Dataset rows for apps and sites:
★ ★ ★
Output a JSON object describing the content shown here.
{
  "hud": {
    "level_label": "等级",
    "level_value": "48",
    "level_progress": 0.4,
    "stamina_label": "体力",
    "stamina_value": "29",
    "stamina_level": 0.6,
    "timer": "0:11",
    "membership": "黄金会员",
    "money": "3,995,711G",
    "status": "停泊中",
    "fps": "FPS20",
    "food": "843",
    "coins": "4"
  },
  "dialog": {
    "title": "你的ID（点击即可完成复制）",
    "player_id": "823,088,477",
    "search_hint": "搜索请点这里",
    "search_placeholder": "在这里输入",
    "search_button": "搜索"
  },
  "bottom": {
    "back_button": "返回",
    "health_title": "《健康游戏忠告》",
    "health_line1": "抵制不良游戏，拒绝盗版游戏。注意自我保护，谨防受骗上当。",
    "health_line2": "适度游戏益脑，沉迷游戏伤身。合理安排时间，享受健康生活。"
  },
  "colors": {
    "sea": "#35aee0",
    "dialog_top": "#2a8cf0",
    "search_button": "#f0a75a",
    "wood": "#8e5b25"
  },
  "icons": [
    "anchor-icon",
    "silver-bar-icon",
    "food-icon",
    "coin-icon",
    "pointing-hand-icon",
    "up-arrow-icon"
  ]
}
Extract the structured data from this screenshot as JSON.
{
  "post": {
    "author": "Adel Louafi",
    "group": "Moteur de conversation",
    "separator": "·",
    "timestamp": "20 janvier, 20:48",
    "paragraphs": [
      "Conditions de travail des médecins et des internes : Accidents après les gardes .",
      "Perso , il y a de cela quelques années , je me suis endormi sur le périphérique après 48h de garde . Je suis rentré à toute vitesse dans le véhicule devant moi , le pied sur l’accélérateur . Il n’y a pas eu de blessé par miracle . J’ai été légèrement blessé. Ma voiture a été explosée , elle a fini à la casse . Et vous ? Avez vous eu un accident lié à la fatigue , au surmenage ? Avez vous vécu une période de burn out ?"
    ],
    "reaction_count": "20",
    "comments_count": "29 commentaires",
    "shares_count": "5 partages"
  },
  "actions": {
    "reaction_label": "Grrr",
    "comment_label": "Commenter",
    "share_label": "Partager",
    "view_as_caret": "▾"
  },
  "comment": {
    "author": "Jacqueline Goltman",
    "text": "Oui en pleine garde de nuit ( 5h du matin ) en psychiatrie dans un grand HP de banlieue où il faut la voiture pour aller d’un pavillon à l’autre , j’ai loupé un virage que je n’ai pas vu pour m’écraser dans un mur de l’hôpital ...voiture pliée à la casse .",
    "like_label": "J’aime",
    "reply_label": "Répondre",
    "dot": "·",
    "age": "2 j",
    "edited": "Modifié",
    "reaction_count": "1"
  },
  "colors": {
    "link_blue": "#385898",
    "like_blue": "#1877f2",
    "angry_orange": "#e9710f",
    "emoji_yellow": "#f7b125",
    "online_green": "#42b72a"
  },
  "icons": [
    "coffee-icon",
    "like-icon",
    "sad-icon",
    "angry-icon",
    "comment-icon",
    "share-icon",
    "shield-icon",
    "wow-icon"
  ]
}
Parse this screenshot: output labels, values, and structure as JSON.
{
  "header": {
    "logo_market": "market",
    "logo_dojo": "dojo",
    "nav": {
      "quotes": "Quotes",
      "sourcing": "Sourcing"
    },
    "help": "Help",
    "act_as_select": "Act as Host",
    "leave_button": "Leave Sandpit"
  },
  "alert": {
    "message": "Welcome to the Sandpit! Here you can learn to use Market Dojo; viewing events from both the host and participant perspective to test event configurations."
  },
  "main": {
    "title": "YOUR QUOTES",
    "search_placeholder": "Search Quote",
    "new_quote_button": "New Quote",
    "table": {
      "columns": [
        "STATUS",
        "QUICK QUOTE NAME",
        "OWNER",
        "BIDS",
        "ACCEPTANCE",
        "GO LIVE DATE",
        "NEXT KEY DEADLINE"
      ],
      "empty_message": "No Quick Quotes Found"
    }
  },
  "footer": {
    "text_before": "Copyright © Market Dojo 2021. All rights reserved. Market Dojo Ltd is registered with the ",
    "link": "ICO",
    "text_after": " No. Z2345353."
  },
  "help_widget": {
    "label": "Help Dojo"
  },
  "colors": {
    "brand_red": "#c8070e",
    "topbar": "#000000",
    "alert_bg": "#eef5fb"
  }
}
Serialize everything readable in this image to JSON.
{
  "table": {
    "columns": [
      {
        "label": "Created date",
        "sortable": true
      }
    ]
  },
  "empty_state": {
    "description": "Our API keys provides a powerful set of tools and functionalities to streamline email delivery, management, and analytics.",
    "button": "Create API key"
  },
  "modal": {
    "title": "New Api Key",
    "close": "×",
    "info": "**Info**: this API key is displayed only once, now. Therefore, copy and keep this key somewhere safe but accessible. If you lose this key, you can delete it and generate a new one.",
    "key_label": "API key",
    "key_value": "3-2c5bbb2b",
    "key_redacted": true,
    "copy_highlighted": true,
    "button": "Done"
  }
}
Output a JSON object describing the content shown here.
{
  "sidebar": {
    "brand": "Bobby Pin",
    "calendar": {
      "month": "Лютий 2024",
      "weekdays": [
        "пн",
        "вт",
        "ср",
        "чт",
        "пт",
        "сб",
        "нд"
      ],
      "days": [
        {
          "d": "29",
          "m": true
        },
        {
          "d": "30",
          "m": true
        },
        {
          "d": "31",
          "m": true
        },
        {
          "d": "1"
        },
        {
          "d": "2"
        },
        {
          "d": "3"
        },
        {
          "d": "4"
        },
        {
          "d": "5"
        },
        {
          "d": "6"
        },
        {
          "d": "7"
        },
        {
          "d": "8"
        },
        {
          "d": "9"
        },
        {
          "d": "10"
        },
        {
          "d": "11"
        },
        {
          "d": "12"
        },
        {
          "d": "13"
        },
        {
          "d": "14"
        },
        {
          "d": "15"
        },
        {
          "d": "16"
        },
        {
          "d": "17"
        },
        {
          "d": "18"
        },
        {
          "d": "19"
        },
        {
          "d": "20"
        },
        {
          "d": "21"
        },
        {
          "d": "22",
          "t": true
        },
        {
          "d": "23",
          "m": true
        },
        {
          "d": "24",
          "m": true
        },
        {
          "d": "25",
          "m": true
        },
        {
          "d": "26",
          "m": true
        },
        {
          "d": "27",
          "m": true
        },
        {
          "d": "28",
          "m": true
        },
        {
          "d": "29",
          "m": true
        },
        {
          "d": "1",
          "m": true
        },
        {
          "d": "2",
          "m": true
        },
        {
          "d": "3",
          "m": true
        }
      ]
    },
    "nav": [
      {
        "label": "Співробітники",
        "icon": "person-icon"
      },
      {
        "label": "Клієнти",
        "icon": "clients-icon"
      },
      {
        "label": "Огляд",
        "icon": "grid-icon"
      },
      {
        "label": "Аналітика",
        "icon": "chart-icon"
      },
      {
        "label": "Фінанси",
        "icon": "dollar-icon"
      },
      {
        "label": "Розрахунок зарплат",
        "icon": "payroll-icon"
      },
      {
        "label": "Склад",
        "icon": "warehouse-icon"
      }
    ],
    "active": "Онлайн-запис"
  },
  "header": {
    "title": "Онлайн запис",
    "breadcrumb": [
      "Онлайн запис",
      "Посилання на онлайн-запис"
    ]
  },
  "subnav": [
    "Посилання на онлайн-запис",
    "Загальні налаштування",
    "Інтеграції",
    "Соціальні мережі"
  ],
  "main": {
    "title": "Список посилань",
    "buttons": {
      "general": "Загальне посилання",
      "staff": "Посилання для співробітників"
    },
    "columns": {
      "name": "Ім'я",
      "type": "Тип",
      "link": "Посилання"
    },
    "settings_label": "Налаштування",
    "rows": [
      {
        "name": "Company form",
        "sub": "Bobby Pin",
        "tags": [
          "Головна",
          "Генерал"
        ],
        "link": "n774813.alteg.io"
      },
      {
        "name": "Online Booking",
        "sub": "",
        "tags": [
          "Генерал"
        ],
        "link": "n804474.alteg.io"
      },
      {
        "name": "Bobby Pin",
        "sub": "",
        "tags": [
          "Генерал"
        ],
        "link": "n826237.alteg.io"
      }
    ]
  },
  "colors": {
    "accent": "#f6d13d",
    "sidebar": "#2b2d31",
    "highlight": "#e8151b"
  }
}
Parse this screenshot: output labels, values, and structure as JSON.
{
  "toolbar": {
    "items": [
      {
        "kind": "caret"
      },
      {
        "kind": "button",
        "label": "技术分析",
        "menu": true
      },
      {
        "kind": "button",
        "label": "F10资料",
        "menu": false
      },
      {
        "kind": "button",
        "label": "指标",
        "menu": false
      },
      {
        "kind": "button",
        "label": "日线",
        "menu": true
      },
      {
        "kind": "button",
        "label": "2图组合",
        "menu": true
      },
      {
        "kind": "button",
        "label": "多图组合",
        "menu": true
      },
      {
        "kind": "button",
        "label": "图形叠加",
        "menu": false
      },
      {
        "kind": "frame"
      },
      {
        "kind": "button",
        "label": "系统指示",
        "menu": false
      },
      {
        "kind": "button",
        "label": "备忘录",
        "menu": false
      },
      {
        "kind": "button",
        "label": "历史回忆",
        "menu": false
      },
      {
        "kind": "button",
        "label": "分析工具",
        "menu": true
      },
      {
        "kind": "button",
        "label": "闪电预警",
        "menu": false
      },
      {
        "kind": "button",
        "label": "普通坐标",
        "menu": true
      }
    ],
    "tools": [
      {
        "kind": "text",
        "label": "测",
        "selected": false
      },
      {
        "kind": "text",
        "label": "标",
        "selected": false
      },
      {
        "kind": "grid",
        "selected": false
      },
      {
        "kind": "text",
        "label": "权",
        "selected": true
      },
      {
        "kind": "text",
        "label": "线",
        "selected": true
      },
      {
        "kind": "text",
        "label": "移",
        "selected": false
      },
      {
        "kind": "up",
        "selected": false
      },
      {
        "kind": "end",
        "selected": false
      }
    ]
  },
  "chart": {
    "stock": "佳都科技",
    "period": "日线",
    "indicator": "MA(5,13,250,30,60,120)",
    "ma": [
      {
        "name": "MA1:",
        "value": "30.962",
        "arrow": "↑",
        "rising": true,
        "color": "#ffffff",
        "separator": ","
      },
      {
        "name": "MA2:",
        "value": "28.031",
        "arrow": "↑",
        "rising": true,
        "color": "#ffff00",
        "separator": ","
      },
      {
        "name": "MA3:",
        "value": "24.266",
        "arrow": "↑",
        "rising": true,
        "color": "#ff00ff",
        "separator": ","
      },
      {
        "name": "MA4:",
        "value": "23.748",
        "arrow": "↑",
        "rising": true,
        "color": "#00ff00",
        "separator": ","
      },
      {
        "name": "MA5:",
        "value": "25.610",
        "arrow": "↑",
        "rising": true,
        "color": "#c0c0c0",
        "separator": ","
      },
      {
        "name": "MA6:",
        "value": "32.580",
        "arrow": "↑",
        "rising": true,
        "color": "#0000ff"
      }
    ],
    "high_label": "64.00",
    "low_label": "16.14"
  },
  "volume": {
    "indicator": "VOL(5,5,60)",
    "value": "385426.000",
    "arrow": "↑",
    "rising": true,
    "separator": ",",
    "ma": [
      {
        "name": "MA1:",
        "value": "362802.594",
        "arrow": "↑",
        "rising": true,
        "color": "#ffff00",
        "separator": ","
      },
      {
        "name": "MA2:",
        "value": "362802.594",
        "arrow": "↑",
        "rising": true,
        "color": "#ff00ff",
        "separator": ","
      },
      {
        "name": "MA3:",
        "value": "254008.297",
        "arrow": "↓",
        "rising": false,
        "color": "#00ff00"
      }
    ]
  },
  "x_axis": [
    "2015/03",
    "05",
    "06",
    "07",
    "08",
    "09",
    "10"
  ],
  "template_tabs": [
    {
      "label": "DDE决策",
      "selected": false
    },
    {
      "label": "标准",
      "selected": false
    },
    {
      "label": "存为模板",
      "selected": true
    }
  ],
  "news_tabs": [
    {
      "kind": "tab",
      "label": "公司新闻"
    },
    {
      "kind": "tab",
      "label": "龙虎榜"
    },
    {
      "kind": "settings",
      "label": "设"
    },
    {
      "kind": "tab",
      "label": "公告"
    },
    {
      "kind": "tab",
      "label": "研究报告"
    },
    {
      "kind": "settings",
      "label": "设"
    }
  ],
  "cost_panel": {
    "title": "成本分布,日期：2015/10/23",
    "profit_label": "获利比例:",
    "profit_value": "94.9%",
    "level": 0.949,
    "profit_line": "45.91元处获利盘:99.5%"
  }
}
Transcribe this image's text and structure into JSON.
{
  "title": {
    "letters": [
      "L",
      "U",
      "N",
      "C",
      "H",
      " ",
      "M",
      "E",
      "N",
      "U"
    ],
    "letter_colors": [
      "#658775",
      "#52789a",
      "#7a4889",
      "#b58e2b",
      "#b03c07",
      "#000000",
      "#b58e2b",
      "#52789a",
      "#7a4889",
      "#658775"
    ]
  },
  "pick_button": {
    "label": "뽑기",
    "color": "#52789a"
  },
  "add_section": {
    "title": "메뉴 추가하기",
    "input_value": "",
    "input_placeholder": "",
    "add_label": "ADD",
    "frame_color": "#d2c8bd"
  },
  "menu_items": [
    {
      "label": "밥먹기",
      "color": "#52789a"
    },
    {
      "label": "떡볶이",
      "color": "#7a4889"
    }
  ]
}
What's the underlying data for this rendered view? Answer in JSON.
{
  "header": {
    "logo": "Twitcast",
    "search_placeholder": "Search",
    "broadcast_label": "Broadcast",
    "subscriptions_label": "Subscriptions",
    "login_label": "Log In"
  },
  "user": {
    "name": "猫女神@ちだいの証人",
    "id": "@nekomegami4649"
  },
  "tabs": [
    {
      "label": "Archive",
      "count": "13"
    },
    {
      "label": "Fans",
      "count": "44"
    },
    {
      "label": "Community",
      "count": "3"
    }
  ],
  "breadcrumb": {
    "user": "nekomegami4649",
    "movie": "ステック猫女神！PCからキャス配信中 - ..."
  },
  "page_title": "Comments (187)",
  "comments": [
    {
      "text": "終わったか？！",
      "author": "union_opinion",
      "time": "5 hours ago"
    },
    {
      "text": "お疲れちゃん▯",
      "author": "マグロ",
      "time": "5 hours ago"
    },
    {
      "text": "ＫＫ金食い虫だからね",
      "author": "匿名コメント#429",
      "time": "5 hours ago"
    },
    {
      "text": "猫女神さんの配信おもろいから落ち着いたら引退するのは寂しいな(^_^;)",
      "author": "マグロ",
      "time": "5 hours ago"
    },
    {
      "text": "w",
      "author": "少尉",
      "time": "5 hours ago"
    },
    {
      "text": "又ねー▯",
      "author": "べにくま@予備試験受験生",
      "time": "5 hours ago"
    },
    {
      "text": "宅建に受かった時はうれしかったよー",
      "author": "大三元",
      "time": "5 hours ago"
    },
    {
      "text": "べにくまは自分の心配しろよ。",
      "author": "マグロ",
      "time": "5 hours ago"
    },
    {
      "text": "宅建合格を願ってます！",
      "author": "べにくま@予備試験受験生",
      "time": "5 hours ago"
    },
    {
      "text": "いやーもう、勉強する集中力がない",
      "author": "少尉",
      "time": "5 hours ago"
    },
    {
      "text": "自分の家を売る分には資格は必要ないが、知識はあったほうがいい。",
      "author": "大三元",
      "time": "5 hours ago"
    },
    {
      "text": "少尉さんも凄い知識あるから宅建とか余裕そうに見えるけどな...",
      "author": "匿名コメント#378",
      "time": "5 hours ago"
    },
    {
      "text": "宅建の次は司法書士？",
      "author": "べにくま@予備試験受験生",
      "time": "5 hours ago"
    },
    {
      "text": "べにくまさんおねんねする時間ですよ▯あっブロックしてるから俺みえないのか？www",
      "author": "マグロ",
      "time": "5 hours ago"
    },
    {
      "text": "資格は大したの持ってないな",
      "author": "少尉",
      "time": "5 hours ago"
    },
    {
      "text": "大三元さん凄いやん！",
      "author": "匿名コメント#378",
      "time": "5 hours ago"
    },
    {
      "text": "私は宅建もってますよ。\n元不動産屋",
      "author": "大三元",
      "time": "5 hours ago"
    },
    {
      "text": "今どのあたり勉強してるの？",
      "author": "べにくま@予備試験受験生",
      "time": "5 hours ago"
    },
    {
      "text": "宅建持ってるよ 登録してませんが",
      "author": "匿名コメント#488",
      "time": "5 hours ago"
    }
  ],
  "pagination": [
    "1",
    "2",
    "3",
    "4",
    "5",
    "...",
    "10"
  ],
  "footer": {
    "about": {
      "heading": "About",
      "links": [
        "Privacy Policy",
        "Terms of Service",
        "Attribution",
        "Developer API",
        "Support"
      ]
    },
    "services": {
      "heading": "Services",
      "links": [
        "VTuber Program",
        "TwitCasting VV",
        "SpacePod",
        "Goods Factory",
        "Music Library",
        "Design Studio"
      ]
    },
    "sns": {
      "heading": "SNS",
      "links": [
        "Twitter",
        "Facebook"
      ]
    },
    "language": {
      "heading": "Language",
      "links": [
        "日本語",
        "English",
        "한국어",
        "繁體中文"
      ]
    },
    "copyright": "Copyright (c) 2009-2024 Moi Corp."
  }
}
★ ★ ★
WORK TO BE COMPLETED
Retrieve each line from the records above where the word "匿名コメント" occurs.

SOLUTION TO THIS TASK
      "author": "匿名コメント#429",
      "author": "匿名コメント#378",
      "author": "匿名コメント#378",
      "author": "匿名コメント#488",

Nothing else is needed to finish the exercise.